3 years ago

Thinking up titles seems to work the best for me so far, although I’ve been known to put some scenes from real life in that I’ve witnessed.

Barbara Strickland
3 years ago

Not sure why my name got cut off but good post

3 years ago

I love the idea of crossing a genre but it can be dangerous. Great post

Victoria Marie Lees
3 years ago

Great tips here, Jim. I’ve shared this post online and am following you on twitter. Enjoy your holiday!

3 years ago

This could not have come at a more perfect time. I want to get back into writing fiction but find myself completely stymied. I know the only way past a block is through it, so more fun reading and creative exercises are on the menu. 😉

Bryan Fagan
Bryan Fagan
3 years ago

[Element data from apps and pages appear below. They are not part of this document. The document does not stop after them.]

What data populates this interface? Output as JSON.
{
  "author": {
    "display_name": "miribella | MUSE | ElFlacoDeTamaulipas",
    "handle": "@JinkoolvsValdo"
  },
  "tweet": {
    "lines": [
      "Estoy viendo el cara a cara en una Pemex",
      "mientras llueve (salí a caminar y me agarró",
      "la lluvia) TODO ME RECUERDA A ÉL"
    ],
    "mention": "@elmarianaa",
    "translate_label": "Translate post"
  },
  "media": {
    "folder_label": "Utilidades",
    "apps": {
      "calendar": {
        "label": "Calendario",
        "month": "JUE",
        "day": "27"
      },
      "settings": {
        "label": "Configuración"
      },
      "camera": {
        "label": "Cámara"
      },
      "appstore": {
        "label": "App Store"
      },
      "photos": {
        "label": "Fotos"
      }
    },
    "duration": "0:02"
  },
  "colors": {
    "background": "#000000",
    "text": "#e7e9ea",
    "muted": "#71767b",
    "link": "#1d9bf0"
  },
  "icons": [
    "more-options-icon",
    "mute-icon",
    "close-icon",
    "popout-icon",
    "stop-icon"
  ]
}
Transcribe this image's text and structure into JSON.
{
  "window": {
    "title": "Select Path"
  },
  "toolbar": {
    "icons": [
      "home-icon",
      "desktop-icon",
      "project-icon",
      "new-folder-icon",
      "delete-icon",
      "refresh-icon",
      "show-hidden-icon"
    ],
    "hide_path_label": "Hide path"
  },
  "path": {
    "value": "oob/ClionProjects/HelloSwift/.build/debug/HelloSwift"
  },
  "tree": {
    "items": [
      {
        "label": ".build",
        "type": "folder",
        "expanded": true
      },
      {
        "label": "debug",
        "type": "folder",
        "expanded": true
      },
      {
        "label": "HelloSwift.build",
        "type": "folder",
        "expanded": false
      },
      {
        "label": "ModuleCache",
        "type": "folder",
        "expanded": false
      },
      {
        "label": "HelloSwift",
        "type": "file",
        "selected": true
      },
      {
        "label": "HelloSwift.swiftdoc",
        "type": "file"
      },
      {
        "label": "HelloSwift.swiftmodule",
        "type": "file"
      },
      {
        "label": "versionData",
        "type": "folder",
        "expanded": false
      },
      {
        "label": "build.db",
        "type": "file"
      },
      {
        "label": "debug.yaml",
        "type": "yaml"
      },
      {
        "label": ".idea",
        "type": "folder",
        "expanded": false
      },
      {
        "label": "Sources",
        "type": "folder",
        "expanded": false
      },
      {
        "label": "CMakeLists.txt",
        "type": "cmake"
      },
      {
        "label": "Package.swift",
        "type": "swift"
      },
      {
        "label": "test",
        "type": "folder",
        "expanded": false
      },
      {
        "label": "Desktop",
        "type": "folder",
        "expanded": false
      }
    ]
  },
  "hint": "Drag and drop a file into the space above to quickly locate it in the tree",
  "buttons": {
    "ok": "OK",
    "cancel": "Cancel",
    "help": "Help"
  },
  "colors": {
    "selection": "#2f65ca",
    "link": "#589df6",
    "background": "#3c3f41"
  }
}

Excellent! Funny you should mention ‘Stealing from the Best’. I had a conversation the other day over the exact same subject. I argued that every idea is a piece of someone’s work. We all grab tiny bits as we scramble to fill in the blanks. Fun post. Thank you!!!